Individual genotypes of 1 416 brook trout genotyped at 14 779 high-quality SNPs for studying local adaptation and maladaptation in small populations
Cite this dataset
Ferchaud, Anne-Laure et al. (2020). Individual genotypes of 1 416 brook trout genotyped at 14 779 high-quality SNPs for studying local adaptation and maladaptation in small populations [Dataset]. Dryad. https://doi.org/10.5061/dryad.n02v6wwv6
Investigating the relative importance of neutral versus selective processes governing the accumulation of genetic variants is a key goal in both evolutionary and conservation biology. This is particularly true in the context of small populations, where genetic drift can counteract the effect of selection. Using Brook Charr (Salvelinus fontinalis) from Québec, Canada as a case study, we investigated the importance of demographic versus selective processes governing the accumulation of both adaptive and maladaptive mutations in closed versus open and connected populations to assess gene flow effect. This was achieved by using 14 779 high-quality filtered SNPs genotyped among 1 416 fish representing 50 populations from three life history types: lacustrine (closed populations), riverine and anadromous (connected populations). Using the Provean algorithm, we observed a considerable accumulation of putative deleterious mutations across populations. The absence of correlation between the occurrence of putatively beneficial or deleterious mutations and local recombination rate supports the hypothesis that genetic drift might be the main driver of the accumulation of such variants. However, despite a lower genetic diversity observed in lacustrine than in riverine or anadromous populations, lacustrine populations do not exhibit more deleterious mutations than the two other history types, suggesting that the negative effect of genetic drift in lacustrine populations may be mitigated by that of relaxed purifying selection. Moreover, we also identified genomic regions associated with anadromy, as well as an overrepresentation of transposable elements associated with variation in environmental variables, thus supporting the importance of transposable elements in adaptation.

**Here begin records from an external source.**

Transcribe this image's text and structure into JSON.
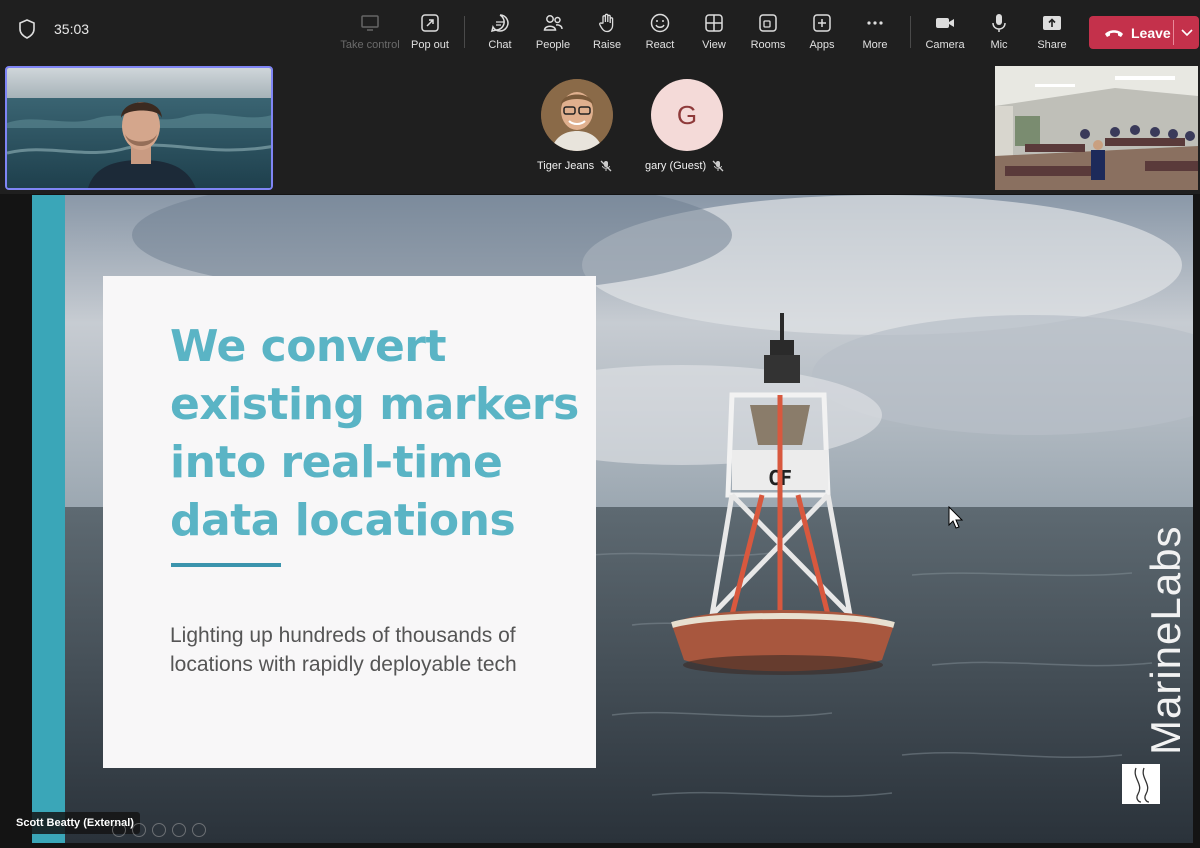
{
  "meeting": {
    "timer": "35:03"
  },
  "toolbar": {
    "take_control": "Take control",
    "pop_out": "Pop out",
    "chat": "Chat",
    "people": "People",
    "raise": "Raise",
    "react": "React",
    "view": "View",
    "rooms": "Rooms",
    "apps": "Apps",
    "more": "More",
    "camera": "Camera",
    "mic": "Mic",
    "share": "Share",
    "leave": "Leave"
  },
  "participants": [
    {
      "name": "Tiger Jeans",
      "muted": true
    },
    {
      "name": "gary (Guest)",
      "initial": "G",
      "muted": true
    }
  ],
  "slide": {
    "headline": "We convert existing markers into real-time data locations",
    "subtext": "Lighting up hundreds of thousands of locations with rapidly deployable tech",
    "brand": "MarineLabs",
    "buoy_label": "CF"
  },
  "presenter": {
    "label": "Scott Beatty (External)"
  },
  "colors": {
    "accent": "#7f85f5",
    "leave": "#c4314b",
    "teal": "#5ab4c5",
    "teal_bar": "#3aa6b8"
  }
}
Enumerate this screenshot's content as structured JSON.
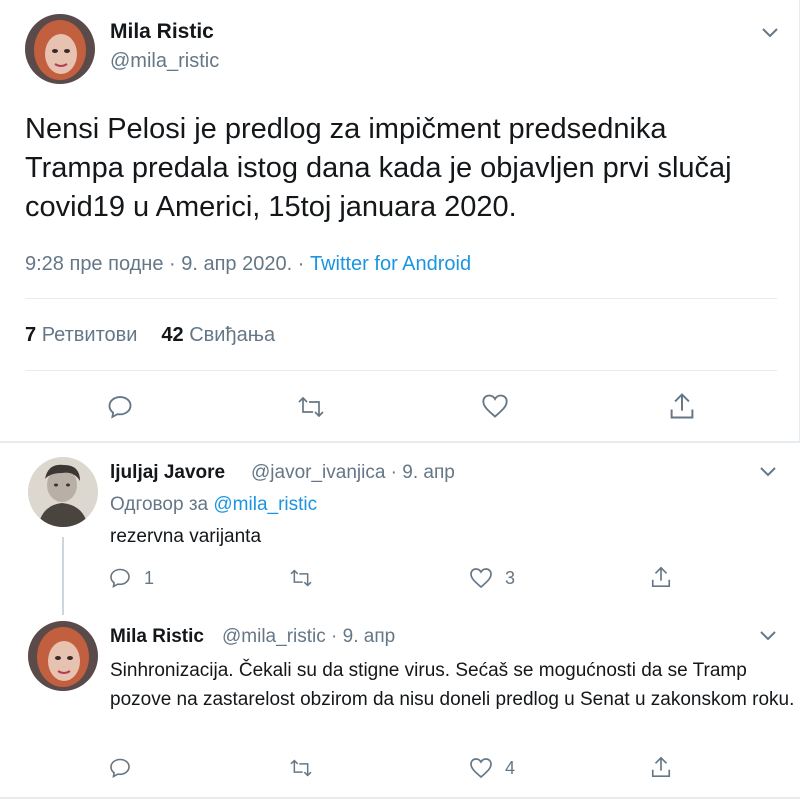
{
  "main_tweet": {
    "author_name": "Mila Ristic",
    "author_handle": "@mila_ristic",
    "text": "Nensi Pelosi je predlog za impičment predsednika Trampa predala istog dana kada je objavljen prvi slučaj covid19 u Americi, 15toj januara 2020.",
    "time": "9:28 пре подне · 9. апр 2020. · ",
    "source": "Twitter for Android",
    "retweets_count": "7",
    "retweets_label": "Ретвитови",
    "likes_count": "42",
    "likes_label": "Свиђања"
  },
  "replies": [
    {
      "author_name": "ljuljaj Javore",
      "author_handle": "@javor_ivanjica · 9. апр",
      "reply_to_label": "Одговор за ",
      "reply_to_handle": "@mila_ristic",
      "text": "rezervna varijanta",
      "reply_count": "1",
      "retweet_count": "",
      "like_count": "3"
    },
    {
      "author_name": "Mila Ristic",
      "author_handle": "@mila_ristic · 9. апр",
      "text": "Sinhronizacija. Čekali su da stigne virus. Sećaš se mogućnosti da se Tramp pozove na zastarelost obzirom da nisu doneli predlog u Senat u zakonskom roku.",
      "reply_count": "",
      "retweet_count": "",
      "like_count": "4"
    }
  ],
  "icons": {
    "reply": "reply-icon",
    "retweet": "retweet-icon",
    "like": "heart-icon",
    "share": "share-icon",
    "more": "chevron-down-icon"
  },
  "colors": {
    "text": "#14171a",
    "secondary": "#657786",
    "link": "#1b95e0",
    "divider": "#e6ecf0"
  }
}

SNPs have been defined using ddRADsequencing following by subsequent filtering steps and the 14 779 in this file correspond only to singletons SNPs